Two films address men’s same-sex crushes in very different ways. In the potent and unsettling character study “Beauty” [9:30 p.m. July 13, Ritz East; 5 p.m. July 17, Ritz East], the married, closeted François (Deon Lotz) becomes unhealthily fixated on his friend’s son, the spellbindingly handsome Christian (Charlie Keegan). He routinely spies on the irresistible young man in creepily effective scenes, shot mostly without sound. “Beauty” builds its tension inexorably as François waits and plots before acting on his pent-up desires. This is arguably the best film in the fest.
Where “Beauty” is powerful, “North Sea Texas” [7:15 p.m. July 14, Ritz East; 2:30 p.m. July 21, Ritz East] is poignant, taking a more fantastical approach to queer desire. Fifteen-year-old Pim (Jelle Floorizoone) has highly erotic sleepovers with a handsome older neighbor, Gino (Mathias Vergels). However, Pim is shattered when Gino finds a girlfriend. He soon develops a crush on Zoltan (Thomas Coumans), his mother’s border, but other complications ensue. This stylized film captures the awkward blush of first love, but the film’s lyrical approach keeps audiences at a distance except during the most emotional moments.

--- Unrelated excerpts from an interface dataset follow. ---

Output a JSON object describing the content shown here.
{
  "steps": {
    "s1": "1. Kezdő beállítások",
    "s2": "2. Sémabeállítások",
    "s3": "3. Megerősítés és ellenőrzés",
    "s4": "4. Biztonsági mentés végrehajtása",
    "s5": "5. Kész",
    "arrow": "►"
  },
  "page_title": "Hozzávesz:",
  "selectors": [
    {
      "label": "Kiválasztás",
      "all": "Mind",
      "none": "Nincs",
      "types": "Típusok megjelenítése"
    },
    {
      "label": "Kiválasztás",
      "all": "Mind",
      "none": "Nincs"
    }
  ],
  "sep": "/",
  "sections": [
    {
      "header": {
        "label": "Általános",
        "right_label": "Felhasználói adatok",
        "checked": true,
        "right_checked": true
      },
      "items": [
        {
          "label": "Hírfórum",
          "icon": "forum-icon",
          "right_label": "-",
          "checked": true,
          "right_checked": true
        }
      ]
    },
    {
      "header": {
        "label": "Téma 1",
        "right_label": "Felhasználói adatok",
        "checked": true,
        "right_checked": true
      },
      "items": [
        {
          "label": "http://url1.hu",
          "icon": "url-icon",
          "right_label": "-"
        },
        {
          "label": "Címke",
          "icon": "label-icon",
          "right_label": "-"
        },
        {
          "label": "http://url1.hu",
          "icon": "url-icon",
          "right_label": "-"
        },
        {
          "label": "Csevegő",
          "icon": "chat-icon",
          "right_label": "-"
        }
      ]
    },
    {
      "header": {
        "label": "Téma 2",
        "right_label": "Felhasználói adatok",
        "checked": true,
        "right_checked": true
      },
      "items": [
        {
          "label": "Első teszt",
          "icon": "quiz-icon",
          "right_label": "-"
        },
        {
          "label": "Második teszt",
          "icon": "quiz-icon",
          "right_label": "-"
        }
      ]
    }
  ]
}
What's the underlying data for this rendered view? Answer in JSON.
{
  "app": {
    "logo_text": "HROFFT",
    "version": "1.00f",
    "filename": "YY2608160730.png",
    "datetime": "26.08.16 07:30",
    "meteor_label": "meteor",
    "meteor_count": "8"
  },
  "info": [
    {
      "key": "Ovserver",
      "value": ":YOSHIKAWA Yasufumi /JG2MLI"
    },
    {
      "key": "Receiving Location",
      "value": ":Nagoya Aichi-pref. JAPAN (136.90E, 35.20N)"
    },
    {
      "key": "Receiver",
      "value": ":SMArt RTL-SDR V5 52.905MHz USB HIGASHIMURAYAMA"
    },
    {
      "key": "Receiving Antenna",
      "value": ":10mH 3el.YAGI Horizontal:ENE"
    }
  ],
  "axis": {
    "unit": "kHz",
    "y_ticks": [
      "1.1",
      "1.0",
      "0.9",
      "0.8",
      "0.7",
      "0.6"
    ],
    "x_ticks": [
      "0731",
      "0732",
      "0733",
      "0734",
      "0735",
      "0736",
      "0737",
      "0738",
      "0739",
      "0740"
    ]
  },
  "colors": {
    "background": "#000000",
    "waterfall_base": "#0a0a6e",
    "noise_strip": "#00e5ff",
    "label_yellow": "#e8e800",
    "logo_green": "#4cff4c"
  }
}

Bisexuality is also a prominent theme at QFest. Luminously shot (in black and white) but languidly paced, “Joshua Tree 1951” [5 p.m. July 13, Ritz East; 7:15 p.m. July 16, Ritz East] is an ambitious if ultimately unsuccessful film about the pre-fame years of James Dean (James Preston). Focusing mainly on the bisexual actor’s acting exercises and bedroom activities, the film is as gorgeous as it is dull. Writer-director Matthew Mishory does not provide any depth to its title character or drama to make Dean engaging. The film is just a 90-minute excuse to study Preston’s good looks, as he gets into bed with lovers of both sexes.
Better are two films that feature characters exploring bisexuality when marriage is on the horizon. “Kiss Me” [12:15 p.m. July 21, Ritz at the Bourse; 7 p.m. July 22, East] is a glossy and soapy Swedish film in which the headstrong Mia (Ruth Vega Fernandez), who is engaged to Tim (Joakim Nätterqvist), unexpectedly finds herself falling in love with Frida (Liv Mjönes), the daughter of her father Lasse’s (Krister Henriksson) fiancé Elisabeth (Lena Endre). The film is compelling when the characters are forced to face the reality of their situations. Mia’s acknowledging the truth about her sexuality is as strong as a conversation between Elisabeth and Lasse about Mia’s lesbianism. While “Kiss Me” gets clichéd in its last reel — there’s a race-to-the-airport scene — the performances by the two attractive leads are captivating.
“Love or Whatever” [9:15 p.m. July 17, Ritz East; 5 p.m. July 18, Ritz East] is more about the “whatever” the film’s characters face as they search for true love. When Corey (Tyler Poelle) pops the question to his super-hot boyfriend Jon (David Wilson Page), his lover bolts — right into the arms (and between the legs) of Melissa (Jenica Bergere). While Corey has a sweet rebound romance with Pete (Joel Rush), a gorgeous, poetry-reading, pizza-delivering grad student, things get farcical when the bubble-butted (and often bare-assed) Jon wants Corey back. “Love or Whatever” also includes fine comic support by Jennifer Elise Cox as Corey’s quick-witted, foul-mouthed and horny-as-hell lesbian sister. In fact, there are several films that feature both gay male and lesbian characters.
“My Best Day” [9:45 p.m. July 14, Ritz East; 5:15 p.m. July 16, Ritz East] is a slight but sly comedy of interlocking stories set in motion when Karen (Rachel Style) searches for her father, who moved away — perhaps to the next town over from her. She employs the help of Meagan (Ashlie Atkison), a lesbian torn between two girlfriends, and meets a variety of oddball characters including gay Eugene (Harris Doran) who is on a quest for “meatless meat.” Audiences will be won over by this quirky little indie by out writer-director Erin Greenwell.
Alas, the British import “Stud Life” [7:30 p.m. July 14, Ritz East; 2:30 p.m. July 15, Ritz East], about a black butch, J.J. (T’Nia Miller) and her gay male best friend Seb (Kyle Treslove), is strictly amateur hour. J.J. is a jaded wedding photographer who falls in love with Elle (Robyn Kerr). But Seb thinks she’s bad news, and doesn’t get along with her. The lesbians’ relationship takes a turn for the worse when J.J. discovers something unsavory about Elle. There are issues worth exploring here — J.J. being torn between her best friend and her new girlfriend, and J.J. or Seb getting queer-bashed — but “Stud Life” is too superficial to make viewers care about the characters or the resolutions to their simplistic situations.